One of the first things we noticed was the headphone’s soft-handed treatment of the low end. Though the TMA-1 Studios may be just slightly bass-intensive at times, the low end is presented with effortless precision. The crunchy synth tones that run rampant throughout In Rainbows bubbled roundly in our ears, almost as if a miniaturized Moog synthesizer was hidden somewhere in those big earcups. The next thing that hit us was the forwardly-placed sheen of the rhythm section, particularly with the drummer’s hi-hat and ride cymbal. While listening closely to the percussion, we were struck with another visualization of a live performance happening within our head.
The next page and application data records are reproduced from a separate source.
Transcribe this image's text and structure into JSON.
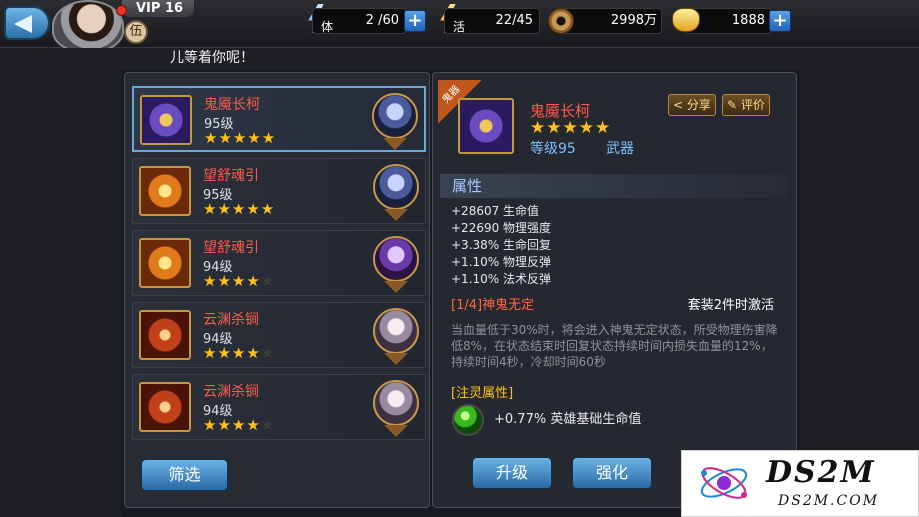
{
  "header": {
    "vip": "VIP 16",
    "level_badge": "伍",
    "stamina": {
      "label": "体",
      "value": "2 /60"
    },
    "vigor": {
      "label": "活",
      "value": "22/45"
    },
    "coins": "2998万",
    "ingots": "1888",
    "plus_label": "+"
  },
  "marquee": "儿等着你呢！",
  "equipment_list": [
    {
      "name": "鬼魇长柯",
      "level": "95级",
      "stars": 5,
      "icon": "purple-axe-icon",
      "portrait": "hero-portrait-blue"
    },
    {
      "name": "望舒魂引",
      "level": "95级",
      "stars": 5,
      "icon": "orange-blade-icon",
      "portrait": "hero-portrait-blue"
    },
    {
      "name": "望舒魂引",
      "level": "94级",
      "stars": 4,
      "icon": "orange-blade-icon",
      "portrait": "hero-portrait-violet"
    },
    {
      "name": "云渊杀锏",
      "level": "94级",
      "stars": 4,
      "icon": "red-mace-icon",
      "portrait": "hero-portrait-silver"
    },
    {
      "name": "云渊杀锏",
      "level": "94级",
      "stars": 4,
      "icon": "red-mace-icon",
      "portrait": "hero-portrait-silver"
    }
  ],
  "filter_label": "筛选",
  "detail": {
    "ribbon": "鬼器",
    "name": "鬼魇长柯",
    "stars": 5,
    "level": "等级95",
    "type": "武器",
    "share_label": "分享",
    "review_label": "评价",
    "section_title": "属性",
    "attributes": [
      "+28607 生命值",
      "+22690 物理强度",
      "+3.38% 生命回复",
      "+1.10% 物理反弹",
      "+1.10% 法术反弹"
    ],
    "set_title": "[1/4]神鬼无定",
    "set_condition": "套装2件时激活",
    "set_description": "当血量低于30%时，将会进入神鬼无定状态，所受物理伤害降低8%，在状态结束时回复状态持续时间内损失血量的12%，持续时间4秒，冷却时间60秒",
    "spirit_title": "[注灵属性]",
    "spirit_value": "+0.77% 英雄基础生命值"
  },
  "actions": {
    "upgrade": "升级",
    "enhance": "强化"
  },
  "watermark": {
    "title": "DS2M",
    "subtitle": "DS2M.COM"
  },
  "colors": {
    "accent_blue": "#2a6aa6",
    "item_name_red": "#ff5a4a",
    "star_gold": "#ffc21a"
  }
}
We could almost see the drumstick tapping out each beat of the groove and feel the tiny beans rumbling about in a shaker that sounded like it was right outside our field of vision.
As we switched up musical genres, the TMA-1 Studio’s stereo landscape became more expansive, and their execution of detail drew us in closer. We decided to check out another old favorite that hadn’t come off-the-shelf for a while, Smashing Pumpkins’ Siamese Dream LP. In the track “Hummer,” Billy Corgan’s orchestra of electric guitars was reproduced with delicacy and potency at the same time, like a motorcycle jacket with a silk liner. The drivers seemed to dig to the bone of each different guitar tone — the clean pad guitar in the verse rippling through the soundscape like a stone in a pool, the overdriven distorted guitars lending their tube-soaked goodness with raw power. Throughout the album, all of the instrumentation, from strings to chimes, was presented with perfect balance and definition.
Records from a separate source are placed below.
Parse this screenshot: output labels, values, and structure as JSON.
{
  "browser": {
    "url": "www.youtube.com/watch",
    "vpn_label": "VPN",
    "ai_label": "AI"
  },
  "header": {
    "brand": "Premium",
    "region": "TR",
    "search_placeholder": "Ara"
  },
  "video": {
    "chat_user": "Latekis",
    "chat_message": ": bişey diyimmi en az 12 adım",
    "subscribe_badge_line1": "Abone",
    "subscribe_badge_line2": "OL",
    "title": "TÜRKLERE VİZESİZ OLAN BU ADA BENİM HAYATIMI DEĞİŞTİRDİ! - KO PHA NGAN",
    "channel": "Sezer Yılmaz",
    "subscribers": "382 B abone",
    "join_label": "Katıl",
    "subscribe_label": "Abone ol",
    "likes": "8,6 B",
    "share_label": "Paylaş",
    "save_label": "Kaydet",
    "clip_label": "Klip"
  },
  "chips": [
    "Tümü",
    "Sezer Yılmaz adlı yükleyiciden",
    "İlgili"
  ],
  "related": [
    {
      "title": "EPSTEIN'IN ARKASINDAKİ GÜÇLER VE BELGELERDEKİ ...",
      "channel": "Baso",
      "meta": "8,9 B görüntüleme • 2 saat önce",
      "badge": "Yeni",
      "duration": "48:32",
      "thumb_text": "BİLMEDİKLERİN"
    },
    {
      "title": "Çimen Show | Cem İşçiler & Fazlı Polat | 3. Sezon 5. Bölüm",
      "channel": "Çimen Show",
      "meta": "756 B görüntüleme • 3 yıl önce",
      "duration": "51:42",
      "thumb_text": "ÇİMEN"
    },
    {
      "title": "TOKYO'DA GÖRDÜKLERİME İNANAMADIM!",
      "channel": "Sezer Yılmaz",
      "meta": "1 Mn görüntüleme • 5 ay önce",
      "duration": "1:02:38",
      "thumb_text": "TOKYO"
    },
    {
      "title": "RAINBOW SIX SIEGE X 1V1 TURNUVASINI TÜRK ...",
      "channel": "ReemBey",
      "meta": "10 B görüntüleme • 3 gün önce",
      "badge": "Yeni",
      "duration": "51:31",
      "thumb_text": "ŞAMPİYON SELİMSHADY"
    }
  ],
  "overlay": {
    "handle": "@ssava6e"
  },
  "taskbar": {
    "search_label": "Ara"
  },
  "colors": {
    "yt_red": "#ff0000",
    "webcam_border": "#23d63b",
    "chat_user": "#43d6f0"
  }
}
Of course, we managed to come up with a few complaints here and there during our listening sessions. For instance, with some of the tracks we tested, we felt the TMA-1 Studio’s abundance of detail within the wide stereo presentation sometimes pushed vocals slightly down in the mix. We also think some might like more punch in the low-end when listening to hip-hop tracks — not that deep bass goes absent, but it didn’t hold up relative to the detail of the rest of the mix at times. Those are the extent of our complaints, however. As we passed through the decades and genres of our test tracks, we found ourselves smiling several times over the sheer beauty of what these headphones revealed. Whether you’re listening simply for pleasure, or to track down a recording problem in the studio with laser accuracy, the TMA-1 Studio’s will step up to the challenge with ease.
In a field littered with bass-driven, over-styled and shrill-trebled headphones, the TMA-1 Studio headphones shine like a jewel. From the moment we heard the resonant low end and silky midrange matched by clear, shimmering treble, we were hooked. The TMA-1 Studios have almost everything we want in a pair of headphones: smooth, organic bass; detailed, sustaining high end; well-balanced stereo reproduction; and an overall sonic character that feels almost analog in its warmth. We highly recommend considering the TMA-1 Studios for your next headphone purchase. Even if you aren’t in the market for a $250 headphone, the TMA-1 Studio are worth hearing for the sheer pleasure of the experience – and they just might convince you that investing a few extra bucks in a set of cans can pay huge dividends.
- Warm bass
- Clear, detailed treble
- Well balanced stereo sound
- Rich, resonant tone
- No iOS control button included
- Vocals low in some mixes